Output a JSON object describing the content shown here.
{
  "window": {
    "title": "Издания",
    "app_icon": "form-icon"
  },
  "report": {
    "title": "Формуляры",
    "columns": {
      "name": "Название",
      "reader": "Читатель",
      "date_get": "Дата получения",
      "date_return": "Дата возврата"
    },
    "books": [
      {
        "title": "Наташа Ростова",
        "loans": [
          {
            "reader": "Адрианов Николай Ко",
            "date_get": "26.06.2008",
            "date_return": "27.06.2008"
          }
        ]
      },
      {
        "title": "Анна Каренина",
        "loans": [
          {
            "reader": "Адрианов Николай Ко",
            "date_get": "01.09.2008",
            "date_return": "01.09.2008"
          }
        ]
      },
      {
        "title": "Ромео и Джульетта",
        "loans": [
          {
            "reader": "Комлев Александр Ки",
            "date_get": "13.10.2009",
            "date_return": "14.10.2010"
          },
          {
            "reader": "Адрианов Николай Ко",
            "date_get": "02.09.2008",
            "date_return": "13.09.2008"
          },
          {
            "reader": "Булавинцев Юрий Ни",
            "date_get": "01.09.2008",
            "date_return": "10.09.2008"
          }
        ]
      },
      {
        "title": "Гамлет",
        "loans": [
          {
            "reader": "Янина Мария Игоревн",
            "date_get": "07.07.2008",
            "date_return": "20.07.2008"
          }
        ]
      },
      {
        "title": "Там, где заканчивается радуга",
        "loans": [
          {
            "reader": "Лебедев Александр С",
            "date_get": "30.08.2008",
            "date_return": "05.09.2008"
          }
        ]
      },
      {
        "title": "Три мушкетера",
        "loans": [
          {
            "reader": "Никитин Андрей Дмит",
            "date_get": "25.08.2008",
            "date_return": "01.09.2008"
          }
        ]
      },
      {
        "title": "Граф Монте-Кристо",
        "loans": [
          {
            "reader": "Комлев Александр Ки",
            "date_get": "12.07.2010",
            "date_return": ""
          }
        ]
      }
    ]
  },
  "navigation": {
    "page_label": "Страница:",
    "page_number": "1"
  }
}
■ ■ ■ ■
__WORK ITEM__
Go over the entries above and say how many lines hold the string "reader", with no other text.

__COMPLETED TASK__
10